Today we are going to discuss "is vs ==". In Python, sometimes we use is and == operators interchangeably. It will work at times, but not always. Let me explain this with an example.
Before getting into the topic, we all should know something about a Python object. Every Python object has two things in common:
- First, its memory reference - Memory id can be found using the id function.
- Second, its value
What does ‘is’ operator do:
The is operator checks whether two objects are pointing to the same memory location.
What does ‘==’ operartor do:
The == operator checks if the value of the operator is the same.
>>> a = [1, 2, 3] >>> b = [1, 2, 3] >>> a == b True >>> a is b False >>> id(a) 140281424436160 >>> id(b) 140281424966208

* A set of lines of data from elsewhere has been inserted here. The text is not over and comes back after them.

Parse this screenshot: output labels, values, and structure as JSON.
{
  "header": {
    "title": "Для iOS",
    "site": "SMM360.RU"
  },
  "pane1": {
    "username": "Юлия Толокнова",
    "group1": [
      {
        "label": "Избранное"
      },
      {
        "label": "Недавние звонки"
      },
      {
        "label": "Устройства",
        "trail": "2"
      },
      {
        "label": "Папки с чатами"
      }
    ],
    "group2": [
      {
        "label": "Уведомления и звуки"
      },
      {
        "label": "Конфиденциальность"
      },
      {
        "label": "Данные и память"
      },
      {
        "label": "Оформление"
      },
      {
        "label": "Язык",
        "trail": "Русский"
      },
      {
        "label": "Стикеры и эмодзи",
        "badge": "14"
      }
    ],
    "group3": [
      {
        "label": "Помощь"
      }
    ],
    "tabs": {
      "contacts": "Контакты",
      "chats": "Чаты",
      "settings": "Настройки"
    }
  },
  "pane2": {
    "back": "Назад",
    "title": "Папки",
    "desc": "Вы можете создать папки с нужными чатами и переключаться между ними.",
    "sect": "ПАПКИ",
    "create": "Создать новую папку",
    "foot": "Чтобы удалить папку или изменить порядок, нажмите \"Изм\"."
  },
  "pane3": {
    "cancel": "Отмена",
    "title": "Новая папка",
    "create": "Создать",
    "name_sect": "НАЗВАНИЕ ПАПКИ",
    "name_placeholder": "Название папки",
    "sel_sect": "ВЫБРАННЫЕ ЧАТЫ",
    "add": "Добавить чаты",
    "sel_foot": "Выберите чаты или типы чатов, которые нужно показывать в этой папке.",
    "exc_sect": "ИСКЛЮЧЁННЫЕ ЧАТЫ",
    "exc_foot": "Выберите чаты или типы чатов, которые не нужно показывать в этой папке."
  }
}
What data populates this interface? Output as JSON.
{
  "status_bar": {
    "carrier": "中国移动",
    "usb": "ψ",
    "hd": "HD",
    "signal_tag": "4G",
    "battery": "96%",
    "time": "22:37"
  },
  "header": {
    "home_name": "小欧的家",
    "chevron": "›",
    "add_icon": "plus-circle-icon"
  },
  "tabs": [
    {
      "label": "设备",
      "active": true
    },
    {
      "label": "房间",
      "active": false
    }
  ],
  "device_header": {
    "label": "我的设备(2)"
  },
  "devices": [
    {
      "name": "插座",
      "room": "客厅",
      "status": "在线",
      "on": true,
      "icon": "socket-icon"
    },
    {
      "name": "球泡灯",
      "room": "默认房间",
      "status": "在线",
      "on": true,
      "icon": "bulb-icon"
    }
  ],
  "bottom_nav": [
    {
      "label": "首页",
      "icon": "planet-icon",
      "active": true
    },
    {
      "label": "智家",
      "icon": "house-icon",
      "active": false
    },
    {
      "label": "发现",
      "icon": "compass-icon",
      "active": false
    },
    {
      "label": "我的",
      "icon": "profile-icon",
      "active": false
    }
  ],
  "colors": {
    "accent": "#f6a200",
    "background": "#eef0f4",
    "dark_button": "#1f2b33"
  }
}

Here in this example, we can see that contents of a and b are same, but the is operator returns false and == returns true.
>>> a = [1,2,3] >>> b = a >>> a == b True >>> a is b True >>> id(a) 140281424966208 >>> id(b) 140281424966208 >>>
Here in this example, both is and == return the same result as both of them are pointing to the same memory location.
Note: For small common strings and integers in the range -5 to 256 the memory location will be the same. Python does this for optimization. This is a big topic that can be discussed later on in an article.
What is the solution:
If you are checking equality, then always use the == operator. Use is operator only when you are checking if an object is the same as another like a is None.
happy coding !!